Search the records for the string "shipping", then copy each line that has it.

» INFORMATION GIVEN
══════════
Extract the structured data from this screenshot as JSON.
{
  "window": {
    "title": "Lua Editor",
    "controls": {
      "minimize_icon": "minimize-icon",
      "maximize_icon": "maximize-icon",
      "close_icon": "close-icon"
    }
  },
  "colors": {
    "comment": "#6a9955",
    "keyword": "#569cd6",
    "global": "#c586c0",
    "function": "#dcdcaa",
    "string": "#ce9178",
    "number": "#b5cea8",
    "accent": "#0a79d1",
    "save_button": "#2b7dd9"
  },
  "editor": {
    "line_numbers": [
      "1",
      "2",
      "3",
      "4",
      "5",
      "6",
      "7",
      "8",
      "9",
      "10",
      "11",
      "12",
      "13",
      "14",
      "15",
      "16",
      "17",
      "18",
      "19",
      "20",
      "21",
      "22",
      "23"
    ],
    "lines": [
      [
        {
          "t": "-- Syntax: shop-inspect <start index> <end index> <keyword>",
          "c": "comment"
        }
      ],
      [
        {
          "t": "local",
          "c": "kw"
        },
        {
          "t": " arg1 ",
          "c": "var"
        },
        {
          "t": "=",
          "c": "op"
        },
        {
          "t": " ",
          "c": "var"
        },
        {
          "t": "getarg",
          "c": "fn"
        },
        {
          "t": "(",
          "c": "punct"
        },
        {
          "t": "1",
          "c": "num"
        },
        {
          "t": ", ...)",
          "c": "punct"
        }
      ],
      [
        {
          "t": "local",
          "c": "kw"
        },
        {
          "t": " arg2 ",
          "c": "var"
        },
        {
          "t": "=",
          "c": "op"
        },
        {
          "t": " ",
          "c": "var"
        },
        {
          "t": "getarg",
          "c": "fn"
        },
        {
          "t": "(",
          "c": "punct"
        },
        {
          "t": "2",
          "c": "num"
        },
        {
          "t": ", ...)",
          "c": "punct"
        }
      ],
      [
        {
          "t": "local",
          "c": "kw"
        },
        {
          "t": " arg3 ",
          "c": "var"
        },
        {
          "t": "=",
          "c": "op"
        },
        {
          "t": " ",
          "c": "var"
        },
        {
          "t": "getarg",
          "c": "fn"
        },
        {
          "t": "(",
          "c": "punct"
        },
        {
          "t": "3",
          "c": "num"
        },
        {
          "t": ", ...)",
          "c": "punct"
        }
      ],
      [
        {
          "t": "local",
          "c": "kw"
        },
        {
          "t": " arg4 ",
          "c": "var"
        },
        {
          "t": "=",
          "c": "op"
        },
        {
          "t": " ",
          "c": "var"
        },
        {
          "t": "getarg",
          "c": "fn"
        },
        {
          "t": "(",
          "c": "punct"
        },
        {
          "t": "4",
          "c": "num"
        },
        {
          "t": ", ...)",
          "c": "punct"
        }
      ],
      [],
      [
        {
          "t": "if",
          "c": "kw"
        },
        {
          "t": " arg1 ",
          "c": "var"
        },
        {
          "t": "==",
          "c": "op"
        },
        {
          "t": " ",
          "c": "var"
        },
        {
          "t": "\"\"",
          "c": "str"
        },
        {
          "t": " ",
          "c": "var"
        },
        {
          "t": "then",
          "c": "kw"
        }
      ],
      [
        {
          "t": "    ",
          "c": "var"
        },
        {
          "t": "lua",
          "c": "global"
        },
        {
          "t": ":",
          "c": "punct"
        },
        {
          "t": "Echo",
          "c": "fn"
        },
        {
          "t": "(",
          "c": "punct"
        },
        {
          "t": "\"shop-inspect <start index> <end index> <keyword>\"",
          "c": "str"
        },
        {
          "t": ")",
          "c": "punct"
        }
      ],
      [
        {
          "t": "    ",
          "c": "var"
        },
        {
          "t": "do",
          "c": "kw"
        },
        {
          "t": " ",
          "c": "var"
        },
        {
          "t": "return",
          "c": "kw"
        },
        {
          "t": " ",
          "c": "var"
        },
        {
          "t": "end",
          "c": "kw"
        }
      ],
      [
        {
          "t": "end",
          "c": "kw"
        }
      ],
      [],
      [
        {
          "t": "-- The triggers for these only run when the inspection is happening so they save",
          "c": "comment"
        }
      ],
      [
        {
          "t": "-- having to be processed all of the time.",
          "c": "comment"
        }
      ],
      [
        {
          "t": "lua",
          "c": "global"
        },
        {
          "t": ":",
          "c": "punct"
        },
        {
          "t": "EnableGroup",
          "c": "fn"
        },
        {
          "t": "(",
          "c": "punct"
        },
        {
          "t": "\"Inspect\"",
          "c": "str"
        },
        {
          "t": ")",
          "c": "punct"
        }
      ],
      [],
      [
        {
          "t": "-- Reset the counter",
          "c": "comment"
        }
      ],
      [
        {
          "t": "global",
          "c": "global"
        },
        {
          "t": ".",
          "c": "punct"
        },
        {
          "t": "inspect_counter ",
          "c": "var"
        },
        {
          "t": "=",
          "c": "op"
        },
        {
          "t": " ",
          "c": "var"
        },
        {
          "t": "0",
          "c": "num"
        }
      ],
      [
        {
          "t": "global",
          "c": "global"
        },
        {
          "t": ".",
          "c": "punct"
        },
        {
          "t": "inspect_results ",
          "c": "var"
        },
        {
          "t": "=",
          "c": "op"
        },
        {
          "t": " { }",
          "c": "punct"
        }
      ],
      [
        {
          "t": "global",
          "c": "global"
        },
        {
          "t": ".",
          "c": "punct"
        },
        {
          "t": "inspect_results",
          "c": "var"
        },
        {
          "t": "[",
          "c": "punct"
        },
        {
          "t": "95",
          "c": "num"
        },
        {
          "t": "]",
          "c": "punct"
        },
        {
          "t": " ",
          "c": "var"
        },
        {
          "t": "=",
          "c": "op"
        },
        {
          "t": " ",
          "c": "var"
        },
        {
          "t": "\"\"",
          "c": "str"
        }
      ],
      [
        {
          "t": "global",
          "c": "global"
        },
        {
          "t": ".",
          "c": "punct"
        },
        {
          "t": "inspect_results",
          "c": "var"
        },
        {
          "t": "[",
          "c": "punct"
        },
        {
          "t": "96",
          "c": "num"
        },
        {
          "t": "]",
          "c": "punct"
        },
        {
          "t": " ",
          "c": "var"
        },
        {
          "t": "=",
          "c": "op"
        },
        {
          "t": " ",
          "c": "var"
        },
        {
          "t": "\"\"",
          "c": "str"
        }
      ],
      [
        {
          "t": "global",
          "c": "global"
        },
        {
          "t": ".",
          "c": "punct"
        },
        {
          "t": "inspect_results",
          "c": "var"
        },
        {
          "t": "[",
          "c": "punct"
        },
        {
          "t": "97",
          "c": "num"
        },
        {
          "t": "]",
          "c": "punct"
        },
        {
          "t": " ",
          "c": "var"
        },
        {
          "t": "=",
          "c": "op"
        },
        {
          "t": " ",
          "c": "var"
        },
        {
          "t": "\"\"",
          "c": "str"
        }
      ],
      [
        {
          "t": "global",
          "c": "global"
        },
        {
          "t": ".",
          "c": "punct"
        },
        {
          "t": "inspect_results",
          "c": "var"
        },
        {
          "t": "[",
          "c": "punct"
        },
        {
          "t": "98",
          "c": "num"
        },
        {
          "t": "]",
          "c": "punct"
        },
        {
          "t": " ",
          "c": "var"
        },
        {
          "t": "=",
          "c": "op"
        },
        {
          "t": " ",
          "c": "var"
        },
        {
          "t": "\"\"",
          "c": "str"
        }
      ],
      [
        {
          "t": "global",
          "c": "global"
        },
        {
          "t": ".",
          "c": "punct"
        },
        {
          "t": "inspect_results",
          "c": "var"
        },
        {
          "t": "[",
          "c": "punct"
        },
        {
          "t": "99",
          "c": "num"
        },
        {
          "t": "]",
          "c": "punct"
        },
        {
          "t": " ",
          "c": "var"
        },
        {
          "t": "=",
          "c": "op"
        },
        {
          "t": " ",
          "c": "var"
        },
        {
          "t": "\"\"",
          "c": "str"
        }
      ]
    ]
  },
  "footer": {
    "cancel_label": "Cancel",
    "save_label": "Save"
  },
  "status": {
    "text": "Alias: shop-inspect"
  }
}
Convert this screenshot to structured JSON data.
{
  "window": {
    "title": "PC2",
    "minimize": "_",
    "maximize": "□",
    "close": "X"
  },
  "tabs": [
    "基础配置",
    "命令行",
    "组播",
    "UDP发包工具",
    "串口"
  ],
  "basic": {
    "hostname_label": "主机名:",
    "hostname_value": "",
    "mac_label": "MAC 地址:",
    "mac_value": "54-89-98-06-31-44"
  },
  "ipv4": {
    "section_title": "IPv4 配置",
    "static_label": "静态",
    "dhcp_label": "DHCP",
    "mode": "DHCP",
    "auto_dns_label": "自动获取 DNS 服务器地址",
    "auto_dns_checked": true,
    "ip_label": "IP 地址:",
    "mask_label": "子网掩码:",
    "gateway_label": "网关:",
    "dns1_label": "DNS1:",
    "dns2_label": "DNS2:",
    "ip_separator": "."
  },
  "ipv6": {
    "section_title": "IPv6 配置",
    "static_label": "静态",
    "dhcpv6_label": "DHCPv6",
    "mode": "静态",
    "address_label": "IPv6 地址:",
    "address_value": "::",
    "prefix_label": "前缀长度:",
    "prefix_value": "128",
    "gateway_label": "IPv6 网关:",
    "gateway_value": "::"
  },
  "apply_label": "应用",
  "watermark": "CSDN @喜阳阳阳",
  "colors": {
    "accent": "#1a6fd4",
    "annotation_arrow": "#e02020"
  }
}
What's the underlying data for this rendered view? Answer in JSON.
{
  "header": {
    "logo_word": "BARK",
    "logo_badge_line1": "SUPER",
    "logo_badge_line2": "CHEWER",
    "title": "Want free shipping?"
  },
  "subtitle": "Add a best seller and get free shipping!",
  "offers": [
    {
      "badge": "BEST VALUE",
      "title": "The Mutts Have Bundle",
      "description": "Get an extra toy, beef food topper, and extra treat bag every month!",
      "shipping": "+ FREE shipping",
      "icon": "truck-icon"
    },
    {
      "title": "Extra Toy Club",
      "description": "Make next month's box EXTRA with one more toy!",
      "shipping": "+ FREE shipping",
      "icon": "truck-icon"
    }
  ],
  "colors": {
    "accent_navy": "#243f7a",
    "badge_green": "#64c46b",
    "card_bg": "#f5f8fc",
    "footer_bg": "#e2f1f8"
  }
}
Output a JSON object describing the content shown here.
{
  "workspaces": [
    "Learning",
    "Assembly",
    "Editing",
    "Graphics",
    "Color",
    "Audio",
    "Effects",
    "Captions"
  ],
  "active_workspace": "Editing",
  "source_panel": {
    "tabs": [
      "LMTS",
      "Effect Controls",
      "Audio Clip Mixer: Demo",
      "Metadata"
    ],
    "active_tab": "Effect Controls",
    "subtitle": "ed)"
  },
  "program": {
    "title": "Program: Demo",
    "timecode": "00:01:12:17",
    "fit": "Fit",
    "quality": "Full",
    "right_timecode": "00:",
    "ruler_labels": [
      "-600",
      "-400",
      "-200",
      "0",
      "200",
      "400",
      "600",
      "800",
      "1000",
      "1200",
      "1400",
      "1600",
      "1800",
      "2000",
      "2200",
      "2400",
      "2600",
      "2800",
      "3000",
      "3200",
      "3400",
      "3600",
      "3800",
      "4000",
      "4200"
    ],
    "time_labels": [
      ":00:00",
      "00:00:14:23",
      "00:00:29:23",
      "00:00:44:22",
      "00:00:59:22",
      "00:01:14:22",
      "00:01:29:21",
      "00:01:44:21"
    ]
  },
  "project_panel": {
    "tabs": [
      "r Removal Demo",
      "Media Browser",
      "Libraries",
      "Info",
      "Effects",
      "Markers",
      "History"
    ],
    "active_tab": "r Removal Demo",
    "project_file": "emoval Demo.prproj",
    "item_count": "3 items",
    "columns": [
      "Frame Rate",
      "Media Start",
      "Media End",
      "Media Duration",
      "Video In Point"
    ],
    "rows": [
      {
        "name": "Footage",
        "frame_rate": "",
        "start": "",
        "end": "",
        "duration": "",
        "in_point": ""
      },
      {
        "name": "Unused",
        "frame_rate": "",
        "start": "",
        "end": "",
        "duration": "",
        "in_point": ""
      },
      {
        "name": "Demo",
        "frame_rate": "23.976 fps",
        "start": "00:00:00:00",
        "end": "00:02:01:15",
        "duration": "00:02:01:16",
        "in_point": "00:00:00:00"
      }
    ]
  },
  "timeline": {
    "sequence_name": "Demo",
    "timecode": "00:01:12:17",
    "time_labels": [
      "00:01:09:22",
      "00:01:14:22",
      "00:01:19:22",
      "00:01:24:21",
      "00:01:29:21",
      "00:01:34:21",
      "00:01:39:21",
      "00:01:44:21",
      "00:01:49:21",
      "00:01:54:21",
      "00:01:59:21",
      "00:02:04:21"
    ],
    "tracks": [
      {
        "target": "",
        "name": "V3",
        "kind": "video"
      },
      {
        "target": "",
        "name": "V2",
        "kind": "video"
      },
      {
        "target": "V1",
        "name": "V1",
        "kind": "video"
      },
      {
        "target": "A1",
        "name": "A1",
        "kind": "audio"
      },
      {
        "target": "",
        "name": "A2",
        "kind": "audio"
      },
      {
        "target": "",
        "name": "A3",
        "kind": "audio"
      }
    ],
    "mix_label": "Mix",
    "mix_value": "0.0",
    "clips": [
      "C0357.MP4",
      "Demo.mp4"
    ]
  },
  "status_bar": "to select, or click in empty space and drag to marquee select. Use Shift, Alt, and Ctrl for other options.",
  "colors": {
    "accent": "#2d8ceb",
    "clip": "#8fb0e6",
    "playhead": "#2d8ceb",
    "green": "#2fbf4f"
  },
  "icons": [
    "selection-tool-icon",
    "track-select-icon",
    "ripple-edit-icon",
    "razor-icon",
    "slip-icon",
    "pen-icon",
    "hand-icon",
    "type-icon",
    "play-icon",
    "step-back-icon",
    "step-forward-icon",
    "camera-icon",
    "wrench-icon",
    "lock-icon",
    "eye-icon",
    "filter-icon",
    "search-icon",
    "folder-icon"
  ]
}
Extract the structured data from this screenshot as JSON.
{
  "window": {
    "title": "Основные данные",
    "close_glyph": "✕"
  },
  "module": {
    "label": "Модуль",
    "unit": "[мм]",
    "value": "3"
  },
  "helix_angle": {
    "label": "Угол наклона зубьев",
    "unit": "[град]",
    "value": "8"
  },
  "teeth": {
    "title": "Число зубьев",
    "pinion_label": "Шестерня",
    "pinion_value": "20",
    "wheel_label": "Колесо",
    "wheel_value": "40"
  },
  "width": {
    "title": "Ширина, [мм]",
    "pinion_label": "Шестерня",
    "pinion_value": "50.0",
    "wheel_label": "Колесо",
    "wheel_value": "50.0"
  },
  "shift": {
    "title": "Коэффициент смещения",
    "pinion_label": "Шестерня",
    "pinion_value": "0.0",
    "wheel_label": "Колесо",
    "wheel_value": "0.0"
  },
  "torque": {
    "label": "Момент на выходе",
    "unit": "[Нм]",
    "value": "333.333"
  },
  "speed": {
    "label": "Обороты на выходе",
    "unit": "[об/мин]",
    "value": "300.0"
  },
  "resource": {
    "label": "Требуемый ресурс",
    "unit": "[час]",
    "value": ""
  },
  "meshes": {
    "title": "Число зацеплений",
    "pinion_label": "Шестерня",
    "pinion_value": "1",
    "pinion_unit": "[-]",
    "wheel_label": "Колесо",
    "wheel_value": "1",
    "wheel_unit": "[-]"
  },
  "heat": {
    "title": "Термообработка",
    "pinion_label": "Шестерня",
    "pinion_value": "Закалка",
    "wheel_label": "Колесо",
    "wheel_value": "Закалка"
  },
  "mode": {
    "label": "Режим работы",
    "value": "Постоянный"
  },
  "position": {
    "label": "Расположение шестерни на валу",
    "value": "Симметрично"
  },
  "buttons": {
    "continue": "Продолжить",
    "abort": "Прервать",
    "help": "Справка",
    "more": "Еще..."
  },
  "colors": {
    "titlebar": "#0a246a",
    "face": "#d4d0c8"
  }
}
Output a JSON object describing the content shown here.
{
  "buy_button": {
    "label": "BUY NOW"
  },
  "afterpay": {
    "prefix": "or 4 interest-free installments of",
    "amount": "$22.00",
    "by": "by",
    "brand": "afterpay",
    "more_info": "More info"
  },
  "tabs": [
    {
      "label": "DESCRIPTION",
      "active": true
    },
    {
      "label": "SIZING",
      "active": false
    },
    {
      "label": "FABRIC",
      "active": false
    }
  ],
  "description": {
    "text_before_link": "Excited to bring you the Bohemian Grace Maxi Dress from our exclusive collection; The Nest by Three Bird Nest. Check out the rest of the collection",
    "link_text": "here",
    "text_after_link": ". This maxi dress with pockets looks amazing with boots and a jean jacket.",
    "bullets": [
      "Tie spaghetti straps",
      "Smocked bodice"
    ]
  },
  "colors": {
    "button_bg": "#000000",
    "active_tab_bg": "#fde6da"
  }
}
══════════
» EXPECTED ANSWER
    "title": "Want free shipping?"
  "subtitle": "Add a best seller and get free shipping!",
      "shipping": "+ FREE shipping",
      "shipping": "+ FREE shipping",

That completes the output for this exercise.